TO DO
The answer is one number: how many lines in the data below hold "والسجلات".

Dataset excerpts
--- START ---

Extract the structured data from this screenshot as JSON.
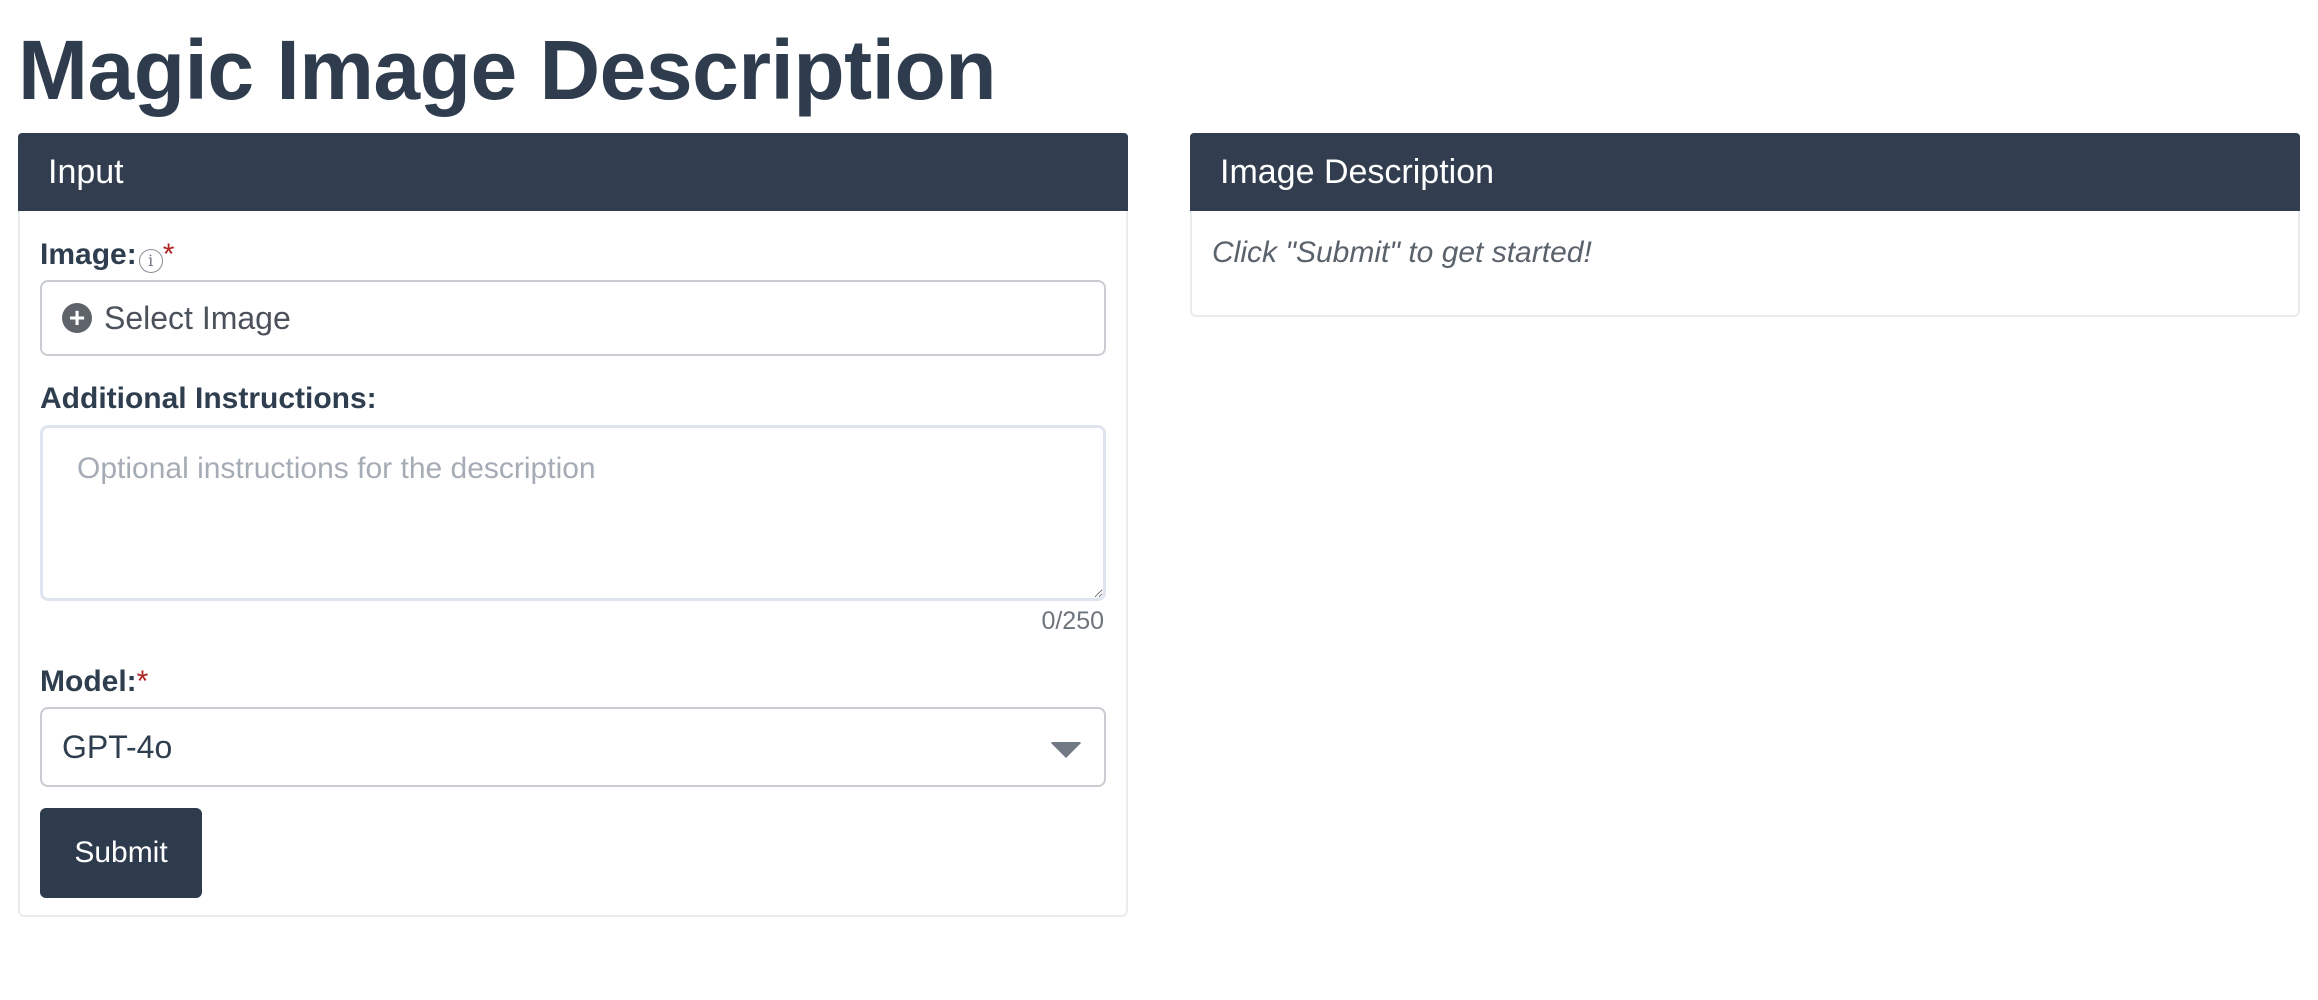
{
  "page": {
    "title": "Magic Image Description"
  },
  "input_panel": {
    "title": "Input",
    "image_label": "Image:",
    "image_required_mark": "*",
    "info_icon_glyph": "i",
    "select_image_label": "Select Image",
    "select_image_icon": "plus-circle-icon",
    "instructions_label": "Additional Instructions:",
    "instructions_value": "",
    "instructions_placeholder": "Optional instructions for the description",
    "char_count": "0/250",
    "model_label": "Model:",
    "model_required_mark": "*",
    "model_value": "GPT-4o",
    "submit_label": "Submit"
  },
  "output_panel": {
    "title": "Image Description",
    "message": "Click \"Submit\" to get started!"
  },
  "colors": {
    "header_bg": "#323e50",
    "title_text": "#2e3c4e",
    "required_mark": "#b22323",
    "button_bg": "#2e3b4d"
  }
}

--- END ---
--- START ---

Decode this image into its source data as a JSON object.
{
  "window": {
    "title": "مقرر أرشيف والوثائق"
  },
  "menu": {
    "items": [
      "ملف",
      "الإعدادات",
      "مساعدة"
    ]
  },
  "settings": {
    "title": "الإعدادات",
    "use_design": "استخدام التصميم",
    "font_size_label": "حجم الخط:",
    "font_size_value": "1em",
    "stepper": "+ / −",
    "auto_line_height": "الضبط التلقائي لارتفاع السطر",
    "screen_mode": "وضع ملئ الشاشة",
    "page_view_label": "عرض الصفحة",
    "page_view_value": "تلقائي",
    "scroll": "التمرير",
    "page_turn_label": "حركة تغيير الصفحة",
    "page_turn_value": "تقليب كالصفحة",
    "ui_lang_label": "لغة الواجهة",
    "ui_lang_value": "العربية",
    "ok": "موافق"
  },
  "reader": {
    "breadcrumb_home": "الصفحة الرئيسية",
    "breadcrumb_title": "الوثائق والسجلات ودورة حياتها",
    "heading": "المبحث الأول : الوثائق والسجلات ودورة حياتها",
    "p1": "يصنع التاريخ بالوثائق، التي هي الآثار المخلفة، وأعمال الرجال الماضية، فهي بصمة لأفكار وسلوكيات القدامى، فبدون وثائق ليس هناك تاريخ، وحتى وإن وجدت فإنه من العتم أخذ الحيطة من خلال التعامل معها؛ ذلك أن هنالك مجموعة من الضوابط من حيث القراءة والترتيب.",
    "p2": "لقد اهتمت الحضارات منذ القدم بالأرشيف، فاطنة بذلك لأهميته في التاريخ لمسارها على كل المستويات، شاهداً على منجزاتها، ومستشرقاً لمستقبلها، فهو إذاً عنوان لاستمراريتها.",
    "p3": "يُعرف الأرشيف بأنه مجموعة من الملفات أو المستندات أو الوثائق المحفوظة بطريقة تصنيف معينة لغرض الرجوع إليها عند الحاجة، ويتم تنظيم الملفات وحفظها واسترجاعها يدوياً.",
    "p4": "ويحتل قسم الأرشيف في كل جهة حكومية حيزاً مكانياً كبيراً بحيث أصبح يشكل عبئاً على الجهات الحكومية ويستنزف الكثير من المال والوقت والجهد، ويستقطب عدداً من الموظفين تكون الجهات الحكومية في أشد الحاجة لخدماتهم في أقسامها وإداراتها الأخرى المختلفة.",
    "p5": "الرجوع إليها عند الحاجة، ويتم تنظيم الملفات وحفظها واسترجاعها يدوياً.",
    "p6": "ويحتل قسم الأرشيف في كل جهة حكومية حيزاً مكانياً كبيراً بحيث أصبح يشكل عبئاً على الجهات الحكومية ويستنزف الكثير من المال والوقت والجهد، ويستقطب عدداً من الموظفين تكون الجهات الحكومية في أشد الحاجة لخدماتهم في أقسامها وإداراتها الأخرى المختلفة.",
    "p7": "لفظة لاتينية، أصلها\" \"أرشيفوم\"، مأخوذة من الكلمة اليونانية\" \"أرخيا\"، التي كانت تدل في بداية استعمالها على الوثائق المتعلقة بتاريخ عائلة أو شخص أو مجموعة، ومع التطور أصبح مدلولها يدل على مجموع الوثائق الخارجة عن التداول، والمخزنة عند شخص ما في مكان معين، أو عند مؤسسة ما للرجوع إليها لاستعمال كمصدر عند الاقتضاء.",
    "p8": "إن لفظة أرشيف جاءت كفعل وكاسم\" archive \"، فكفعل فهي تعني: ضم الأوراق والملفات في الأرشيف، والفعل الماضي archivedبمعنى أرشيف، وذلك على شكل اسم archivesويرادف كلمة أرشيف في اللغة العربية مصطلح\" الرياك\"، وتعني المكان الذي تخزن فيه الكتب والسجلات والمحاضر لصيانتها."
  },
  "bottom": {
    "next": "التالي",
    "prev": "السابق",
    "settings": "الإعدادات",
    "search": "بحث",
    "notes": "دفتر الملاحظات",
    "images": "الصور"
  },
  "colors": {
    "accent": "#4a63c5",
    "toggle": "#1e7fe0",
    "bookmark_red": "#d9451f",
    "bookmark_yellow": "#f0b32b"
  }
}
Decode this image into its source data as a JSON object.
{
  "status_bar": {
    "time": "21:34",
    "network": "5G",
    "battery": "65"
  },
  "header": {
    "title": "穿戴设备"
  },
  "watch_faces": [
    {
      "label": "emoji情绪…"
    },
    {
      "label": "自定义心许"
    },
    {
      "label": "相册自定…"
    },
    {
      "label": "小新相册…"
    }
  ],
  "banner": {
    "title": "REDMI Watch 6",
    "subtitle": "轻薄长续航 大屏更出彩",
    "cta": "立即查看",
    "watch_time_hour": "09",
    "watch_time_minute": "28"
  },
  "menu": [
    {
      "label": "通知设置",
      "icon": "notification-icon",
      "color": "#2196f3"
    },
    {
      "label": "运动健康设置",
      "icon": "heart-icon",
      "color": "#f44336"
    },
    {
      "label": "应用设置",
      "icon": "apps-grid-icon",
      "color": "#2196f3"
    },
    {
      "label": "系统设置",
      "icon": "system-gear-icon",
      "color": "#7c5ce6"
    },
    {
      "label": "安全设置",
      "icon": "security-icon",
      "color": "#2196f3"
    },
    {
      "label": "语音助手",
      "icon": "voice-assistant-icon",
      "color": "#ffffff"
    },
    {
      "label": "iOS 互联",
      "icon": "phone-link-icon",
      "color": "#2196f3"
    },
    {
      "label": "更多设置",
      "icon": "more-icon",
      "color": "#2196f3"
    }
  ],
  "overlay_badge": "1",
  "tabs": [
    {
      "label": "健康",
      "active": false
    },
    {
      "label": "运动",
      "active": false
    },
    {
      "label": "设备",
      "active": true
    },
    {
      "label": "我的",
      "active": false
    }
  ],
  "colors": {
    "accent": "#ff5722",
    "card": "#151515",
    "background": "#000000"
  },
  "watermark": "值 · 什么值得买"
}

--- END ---

ANSWER BOX
3